“Our breakthrough could lead to the conversion of carbon dioxide into valuable products and raw materials in the chemical and pharmaceutical industries,” said study senior author Charles Dismukes, Distinguished Professor in the Department of Chemistry and Chemical Biology and Department of Biochemistry and Microbiology at Rutgers University–New Brunswick.

Previously, scientists showed that carbon dioxide can be electrochemically converted into methanol, ethanol, methane and ethylene with relatively high yields. But such production is inefficient and too costly to be commercially feasible, according to study lead author Karin Calvinho, a chemistry doctoral student in Rutgers’ School of Graduate Studies.

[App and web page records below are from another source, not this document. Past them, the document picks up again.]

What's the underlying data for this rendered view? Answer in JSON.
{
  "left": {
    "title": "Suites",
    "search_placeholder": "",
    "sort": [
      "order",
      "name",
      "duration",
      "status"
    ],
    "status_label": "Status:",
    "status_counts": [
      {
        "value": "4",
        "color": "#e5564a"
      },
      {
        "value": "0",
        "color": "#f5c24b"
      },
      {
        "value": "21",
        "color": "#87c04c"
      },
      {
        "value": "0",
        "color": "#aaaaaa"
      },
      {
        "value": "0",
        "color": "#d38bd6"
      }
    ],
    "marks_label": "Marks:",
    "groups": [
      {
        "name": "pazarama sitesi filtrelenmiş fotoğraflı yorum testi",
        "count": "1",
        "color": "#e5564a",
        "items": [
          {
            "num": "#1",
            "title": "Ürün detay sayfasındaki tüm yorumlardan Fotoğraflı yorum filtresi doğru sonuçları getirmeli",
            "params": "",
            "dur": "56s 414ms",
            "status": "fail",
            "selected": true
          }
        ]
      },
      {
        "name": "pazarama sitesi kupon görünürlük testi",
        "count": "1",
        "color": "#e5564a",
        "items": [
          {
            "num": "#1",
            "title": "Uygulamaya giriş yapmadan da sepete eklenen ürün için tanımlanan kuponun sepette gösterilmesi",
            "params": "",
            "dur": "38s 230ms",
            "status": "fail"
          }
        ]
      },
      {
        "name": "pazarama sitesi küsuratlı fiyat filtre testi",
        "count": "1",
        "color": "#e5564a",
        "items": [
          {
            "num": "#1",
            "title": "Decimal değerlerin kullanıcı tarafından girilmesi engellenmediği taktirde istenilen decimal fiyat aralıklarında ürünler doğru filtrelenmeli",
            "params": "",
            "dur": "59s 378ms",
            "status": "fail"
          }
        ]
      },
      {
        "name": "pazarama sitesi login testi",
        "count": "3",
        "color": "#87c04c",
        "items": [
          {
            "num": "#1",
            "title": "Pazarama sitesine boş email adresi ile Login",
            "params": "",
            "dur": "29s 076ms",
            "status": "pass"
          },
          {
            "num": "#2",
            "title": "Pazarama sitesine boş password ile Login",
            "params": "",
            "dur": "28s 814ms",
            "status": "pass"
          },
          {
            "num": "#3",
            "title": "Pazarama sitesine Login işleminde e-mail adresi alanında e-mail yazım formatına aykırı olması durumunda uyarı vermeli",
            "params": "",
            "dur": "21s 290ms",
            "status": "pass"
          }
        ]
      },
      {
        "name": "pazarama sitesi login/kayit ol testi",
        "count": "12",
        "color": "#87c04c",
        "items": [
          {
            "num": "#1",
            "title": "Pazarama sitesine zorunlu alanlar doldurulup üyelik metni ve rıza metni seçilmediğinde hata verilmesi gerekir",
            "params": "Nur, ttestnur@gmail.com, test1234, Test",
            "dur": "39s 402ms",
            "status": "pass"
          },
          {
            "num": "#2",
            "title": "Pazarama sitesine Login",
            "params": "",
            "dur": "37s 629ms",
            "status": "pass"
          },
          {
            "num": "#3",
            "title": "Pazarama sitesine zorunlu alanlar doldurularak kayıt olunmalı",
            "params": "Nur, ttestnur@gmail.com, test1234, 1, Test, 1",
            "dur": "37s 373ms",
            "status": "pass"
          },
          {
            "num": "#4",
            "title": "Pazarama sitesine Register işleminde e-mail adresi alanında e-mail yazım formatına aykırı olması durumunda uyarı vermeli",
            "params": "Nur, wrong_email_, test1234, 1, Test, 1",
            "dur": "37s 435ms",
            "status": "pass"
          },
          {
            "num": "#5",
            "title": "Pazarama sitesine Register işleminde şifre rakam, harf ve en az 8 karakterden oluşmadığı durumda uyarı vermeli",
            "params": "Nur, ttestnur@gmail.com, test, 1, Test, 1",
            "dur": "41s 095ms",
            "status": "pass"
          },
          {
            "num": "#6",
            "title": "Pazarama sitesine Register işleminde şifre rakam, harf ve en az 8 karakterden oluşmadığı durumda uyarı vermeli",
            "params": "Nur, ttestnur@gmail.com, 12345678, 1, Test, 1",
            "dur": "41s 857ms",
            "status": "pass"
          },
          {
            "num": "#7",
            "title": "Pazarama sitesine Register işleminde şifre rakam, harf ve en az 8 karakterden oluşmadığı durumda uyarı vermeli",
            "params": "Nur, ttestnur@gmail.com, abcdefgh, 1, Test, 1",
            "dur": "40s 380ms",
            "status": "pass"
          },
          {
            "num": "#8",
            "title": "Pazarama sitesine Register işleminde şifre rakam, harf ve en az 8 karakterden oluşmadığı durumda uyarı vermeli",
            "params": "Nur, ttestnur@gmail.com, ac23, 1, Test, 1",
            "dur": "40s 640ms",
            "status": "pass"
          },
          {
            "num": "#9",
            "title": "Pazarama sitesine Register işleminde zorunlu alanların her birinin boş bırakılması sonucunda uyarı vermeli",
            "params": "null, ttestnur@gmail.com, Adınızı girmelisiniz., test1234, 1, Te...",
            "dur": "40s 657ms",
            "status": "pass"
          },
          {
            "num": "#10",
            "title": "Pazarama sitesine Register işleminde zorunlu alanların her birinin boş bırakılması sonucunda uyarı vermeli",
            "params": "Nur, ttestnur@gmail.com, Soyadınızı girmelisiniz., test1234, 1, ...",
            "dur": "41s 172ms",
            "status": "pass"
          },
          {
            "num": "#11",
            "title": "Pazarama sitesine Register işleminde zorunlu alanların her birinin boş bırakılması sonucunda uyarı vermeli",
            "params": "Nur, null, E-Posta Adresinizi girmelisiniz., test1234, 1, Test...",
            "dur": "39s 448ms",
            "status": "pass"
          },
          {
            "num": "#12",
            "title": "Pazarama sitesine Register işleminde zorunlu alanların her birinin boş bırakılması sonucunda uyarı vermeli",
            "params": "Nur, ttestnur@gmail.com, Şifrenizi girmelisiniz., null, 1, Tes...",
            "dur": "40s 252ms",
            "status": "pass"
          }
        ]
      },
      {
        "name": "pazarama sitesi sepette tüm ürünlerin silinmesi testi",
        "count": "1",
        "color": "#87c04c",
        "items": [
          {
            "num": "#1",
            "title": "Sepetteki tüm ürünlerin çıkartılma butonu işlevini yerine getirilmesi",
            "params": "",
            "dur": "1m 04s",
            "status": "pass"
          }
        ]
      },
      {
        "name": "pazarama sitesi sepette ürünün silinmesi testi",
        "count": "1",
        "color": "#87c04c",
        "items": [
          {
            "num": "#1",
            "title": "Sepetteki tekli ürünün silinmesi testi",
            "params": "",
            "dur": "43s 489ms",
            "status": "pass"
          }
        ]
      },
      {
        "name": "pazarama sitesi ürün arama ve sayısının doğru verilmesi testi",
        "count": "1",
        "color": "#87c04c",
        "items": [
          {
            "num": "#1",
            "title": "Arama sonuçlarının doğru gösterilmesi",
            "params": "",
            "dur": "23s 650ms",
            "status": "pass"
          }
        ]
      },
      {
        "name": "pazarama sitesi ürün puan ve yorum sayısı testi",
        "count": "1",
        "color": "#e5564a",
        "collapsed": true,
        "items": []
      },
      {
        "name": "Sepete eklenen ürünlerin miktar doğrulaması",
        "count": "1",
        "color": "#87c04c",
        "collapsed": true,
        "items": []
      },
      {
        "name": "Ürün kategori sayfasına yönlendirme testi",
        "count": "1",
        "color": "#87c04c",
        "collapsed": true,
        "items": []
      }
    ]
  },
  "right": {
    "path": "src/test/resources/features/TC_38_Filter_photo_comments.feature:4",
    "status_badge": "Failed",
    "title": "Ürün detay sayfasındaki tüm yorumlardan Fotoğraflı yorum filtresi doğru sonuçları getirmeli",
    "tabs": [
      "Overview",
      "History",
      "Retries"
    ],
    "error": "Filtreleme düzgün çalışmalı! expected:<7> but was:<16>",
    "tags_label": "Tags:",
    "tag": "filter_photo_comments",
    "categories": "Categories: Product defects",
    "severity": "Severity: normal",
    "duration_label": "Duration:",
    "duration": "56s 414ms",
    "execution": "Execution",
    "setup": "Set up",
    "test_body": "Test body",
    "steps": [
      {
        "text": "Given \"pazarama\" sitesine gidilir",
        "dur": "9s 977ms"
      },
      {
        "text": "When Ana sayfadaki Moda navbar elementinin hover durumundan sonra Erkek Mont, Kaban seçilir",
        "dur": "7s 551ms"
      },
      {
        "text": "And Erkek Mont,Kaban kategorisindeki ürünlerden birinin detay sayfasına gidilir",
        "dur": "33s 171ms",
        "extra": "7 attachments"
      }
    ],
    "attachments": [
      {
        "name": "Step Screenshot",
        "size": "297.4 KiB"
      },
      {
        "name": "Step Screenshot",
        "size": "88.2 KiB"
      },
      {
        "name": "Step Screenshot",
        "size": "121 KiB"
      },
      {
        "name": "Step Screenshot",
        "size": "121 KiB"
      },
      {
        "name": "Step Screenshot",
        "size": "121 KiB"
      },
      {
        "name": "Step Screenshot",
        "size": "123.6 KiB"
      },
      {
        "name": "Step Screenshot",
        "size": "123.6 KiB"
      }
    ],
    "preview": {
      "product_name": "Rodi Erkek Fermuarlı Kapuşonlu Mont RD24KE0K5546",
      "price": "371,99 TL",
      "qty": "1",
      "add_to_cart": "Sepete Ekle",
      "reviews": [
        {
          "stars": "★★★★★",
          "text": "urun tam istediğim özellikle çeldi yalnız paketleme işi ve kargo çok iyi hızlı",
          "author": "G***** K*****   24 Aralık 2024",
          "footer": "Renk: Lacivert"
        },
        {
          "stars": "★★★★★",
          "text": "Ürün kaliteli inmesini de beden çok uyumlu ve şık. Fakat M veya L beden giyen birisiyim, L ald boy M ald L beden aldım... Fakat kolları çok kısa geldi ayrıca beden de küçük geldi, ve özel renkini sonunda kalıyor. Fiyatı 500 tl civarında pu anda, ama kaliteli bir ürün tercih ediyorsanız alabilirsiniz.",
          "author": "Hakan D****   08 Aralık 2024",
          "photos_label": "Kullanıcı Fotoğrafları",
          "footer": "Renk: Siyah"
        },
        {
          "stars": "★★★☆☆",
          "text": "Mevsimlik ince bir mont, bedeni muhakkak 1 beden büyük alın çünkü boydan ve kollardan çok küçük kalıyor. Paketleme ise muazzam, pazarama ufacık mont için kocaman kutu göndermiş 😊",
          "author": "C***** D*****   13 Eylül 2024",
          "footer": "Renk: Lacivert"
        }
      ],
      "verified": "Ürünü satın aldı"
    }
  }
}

However, carbon dioxide and water can be electrochemically converted into a wide array of carbon-based products, using five catalysts made of nickel and phosphorus, which are cheap and abundant, she said.